WikiLeaks, months after a meeting with Manafort, released a trove of emails hacked from the Democratic National Committee by Russian intelligence officers. Manafort has denied any involvement in the WikiLeaks hack.

The organization ultimately published thousands of emails that the CIA concluded were stolen by Russia’s military intelligence agency.

Manafort was previously said to be cooperating with Robert MuellerRobert (Bob) Swan MuellerFox's Cavuto roasts Trump over criticism of network Mueller report fades from political conversation Trump calls for probe of Obama book deal MORE’s investigation in exchange for a plea deal, but new filings Monday from the special counsel say Manafort violated his plea agreement by lying to federal prosecutors.

In September, Manafort pleaded guilty to two federal charges as part of a deal with federal prosecutors to avoid a second criminal trial in Washington, D.C.

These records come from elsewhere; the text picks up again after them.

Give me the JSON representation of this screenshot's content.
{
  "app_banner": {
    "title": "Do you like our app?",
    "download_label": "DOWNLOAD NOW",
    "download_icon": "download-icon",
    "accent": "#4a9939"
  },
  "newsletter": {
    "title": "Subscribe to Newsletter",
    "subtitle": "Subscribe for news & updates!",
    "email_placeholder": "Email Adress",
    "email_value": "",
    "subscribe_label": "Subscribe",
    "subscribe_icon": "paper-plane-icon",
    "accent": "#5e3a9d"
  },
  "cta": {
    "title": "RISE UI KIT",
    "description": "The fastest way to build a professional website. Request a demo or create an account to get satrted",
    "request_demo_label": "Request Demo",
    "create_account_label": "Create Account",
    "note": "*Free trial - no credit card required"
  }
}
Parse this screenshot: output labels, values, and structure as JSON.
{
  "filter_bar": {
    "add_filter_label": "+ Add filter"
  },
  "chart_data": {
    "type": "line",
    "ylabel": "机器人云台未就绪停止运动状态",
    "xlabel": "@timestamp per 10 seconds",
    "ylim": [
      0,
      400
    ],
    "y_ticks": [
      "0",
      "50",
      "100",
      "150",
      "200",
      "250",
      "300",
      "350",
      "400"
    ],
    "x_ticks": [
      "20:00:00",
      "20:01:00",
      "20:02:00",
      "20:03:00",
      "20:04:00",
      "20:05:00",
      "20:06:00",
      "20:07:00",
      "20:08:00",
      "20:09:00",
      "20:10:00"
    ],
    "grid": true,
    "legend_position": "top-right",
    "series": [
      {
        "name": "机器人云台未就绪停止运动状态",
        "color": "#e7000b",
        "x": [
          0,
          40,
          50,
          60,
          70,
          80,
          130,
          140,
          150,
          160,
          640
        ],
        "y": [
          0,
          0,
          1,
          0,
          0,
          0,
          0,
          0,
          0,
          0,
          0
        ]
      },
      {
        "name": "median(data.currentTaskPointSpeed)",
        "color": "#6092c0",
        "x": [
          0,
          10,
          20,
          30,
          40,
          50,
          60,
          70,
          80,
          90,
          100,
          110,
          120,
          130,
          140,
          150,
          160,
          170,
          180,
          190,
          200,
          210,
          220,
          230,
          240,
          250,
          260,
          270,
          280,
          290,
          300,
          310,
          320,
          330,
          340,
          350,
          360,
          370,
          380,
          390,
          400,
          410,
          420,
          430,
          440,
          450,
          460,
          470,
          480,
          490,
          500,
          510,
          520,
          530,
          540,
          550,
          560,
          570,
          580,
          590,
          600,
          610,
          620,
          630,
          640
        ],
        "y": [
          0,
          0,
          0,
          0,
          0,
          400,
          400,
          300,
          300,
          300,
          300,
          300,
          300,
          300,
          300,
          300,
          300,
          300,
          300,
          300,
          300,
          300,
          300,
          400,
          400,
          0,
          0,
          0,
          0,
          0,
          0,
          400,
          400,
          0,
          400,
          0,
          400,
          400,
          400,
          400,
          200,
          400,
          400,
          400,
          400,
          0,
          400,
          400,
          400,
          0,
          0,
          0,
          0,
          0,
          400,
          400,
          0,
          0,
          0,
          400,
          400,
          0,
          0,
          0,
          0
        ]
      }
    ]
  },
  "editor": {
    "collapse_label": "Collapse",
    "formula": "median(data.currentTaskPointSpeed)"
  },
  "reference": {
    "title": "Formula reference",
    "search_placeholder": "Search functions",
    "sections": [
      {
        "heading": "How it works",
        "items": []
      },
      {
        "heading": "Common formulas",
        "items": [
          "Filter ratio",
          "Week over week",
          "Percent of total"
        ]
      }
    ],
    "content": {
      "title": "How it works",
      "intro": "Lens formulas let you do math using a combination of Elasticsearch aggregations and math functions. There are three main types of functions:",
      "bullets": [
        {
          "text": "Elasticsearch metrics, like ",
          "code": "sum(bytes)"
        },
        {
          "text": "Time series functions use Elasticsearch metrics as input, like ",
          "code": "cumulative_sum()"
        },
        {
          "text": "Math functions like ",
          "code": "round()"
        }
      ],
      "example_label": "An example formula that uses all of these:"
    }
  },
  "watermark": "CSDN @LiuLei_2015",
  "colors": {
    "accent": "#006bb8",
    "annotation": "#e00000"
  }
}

The deal came after a Virginia jury convicted him on eight counts of bank and tax fraud. The jury deadlocked on another 10 charges, and federal prosecutors said they would seek to dismiss the remaining counts as part of the agreement.